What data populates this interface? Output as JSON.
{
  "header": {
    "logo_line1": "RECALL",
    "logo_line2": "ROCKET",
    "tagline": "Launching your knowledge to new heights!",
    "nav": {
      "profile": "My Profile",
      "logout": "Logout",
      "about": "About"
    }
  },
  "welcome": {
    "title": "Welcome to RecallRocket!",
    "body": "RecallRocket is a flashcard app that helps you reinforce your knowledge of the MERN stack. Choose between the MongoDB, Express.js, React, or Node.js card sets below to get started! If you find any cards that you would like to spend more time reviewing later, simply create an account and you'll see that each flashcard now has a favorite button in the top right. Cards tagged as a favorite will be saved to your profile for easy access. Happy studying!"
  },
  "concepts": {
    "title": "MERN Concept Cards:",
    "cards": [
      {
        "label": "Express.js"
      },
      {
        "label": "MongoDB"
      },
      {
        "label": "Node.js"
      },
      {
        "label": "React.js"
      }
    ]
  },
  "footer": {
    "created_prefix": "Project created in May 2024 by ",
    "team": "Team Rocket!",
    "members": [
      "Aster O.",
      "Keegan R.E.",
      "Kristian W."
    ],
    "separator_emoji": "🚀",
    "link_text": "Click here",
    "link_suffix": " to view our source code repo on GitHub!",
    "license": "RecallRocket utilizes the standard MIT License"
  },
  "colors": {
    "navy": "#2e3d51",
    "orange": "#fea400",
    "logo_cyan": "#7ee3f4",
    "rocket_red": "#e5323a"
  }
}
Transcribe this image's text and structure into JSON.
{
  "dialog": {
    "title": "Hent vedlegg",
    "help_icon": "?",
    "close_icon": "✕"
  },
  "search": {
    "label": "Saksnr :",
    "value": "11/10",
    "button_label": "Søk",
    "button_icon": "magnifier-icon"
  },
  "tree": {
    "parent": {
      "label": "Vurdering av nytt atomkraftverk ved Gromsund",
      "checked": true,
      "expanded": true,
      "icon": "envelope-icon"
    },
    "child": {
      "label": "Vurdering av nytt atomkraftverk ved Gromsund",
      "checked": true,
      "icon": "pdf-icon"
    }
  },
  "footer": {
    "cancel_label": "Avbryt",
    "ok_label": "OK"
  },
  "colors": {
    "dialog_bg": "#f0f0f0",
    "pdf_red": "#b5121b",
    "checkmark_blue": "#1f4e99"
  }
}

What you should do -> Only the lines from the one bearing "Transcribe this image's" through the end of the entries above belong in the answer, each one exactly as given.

Task result ->
Transcribe this image's text and structure into JSON.
{
  "dialog": {
    "title": "Hent vedlegg",
    "help_icon": "?",
    "close_icon": "✕"
  },
  "search": {
    "label": "Saksnr :",
    "value": "11/10",
    "button_label": "Søk",
    "button_icon": "magnifier-icon"
  },
  "tree": {
    "parent": {
      "label": "Vurdering av nytt atomkraftverk ved Gromsund",
      "checked": true,
      "expanded": true,
      "icon": "envelope-icon"
    },
    "child": {
      "label": "Vurdering av nytt atomkraftverk ved Gromsund",
      "checked": true,
      "icon": "pdf-icon"
    }
  },
  "footer": {
    "cancel_label": "Avbryt",
    "ok_label": "OK"
  },
  "colors": {
    "dialog_bg": "#f0f0f0",
    "pdf_red": "#b5121b",
    "checkmark_blue": "#1f4e99"
  }
}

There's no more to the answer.